Many organizations combating HIV--whether groups that worked with prostitutes, gays, or intravenous drug users--have been either neglected or explicitly prohibited from receiving U.S. money, while evangelical Christian organizations have had little problem accessing funds. In this way, while PEPFAR distributed drugs to millions of people living with the disease, the program undermined the global fight against HIV transmission. “How do you teach abstinence to a sex worker?” asks Kevin Robert Frost, the CEO of the American Foundation for AIDS Research.
It’s not difficult to see how Dybul rationalized his desire to stamp out HIV and care for its victims with the policies he propagated during the Bush administration. “In his mind, someone cut a deal with the devil, and in the end, he was delivering the drugs that were saving lots of lives,” one gay activist says. “I know [Dybul’s] philosophy is much closer to mine than the ones he had to go out and give space to,” the leader of a prominent AIDS organization told me. “But ultimately he chose to work for the previous administration and not speak truth to power and he chose not to push the issues that most people in the AIDS community believed needed to be challenged.”
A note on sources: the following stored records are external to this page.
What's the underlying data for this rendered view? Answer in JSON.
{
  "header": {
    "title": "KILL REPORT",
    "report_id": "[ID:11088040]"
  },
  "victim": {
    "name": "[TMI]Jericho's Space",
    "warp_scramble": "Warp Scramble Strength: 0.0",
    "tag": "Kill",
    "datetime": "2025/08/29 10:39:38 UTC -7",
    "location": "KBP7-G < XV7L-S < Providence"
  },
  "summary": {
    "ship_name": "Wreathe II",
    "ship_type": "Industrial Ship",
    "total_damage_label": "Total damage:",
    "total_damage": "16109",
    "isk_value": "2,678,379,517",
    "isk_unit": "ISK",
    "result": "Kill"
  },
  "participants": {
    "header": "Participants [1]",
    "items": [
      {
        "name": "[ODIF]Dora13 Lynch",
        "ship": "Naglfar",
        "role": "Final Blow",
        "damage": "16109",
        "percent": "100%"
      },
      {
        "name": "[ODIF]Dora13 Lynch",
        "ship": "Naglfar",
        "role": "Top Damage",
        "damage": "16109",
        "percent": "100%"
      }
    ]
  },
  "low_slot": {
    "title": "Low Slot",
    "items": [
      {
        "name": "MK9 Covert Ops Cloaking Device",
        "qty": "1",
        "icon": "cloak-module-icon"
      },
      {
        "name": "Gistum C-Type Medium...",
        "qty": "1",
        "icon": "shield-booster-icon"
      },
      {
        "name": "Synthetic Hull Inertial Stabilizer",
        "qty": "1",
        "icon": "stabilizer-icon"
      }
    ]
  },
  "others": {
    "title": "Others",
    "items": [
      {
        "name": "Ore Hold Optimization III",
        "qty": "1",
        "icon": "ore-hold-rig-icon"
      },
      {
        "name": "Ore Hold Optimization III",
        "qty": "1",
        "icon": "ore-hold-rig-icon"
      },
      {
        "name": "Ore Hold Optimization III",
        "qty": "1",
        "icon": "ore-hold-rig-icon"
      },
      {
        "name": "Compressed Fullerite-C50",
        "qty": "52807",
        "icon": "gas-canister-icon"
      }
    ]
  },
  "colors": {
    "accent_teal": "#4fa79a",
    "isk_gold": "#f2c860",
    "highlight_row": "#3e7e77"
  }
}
What’s ironic about the Bush administration’s legacy on AIDS is that Evertz, its first “AIDS czar,” was a conservative who got the ax because of his association with liberals, while Mark Dybul, initially a skeptic of the Bush administration and “the furthest thing from a Republican or a conservative,” in the words of a former colleague, was forced out for going too far to mollify the religious right. Days after Dybul’s departure, former Bush speechwriter Michael Gerson attacked the Obama administration officials who orchestrated his ousting in The Washington Post, writing that “this type of captivity to extreme interests is precisely what has discredited Democrats so often in the past.” This was a hypocritical allegation coming from one of the chief architects and nurturers of the alliance between the Bush administration and the Christian right. But it was also an unwitting epitaph for the career of Mark Dybul, who, whatever his benign intentions, remained captive to extremists throughout his tenure in the Bush administration.
James Kirchick is an assistant editor of The New Republic.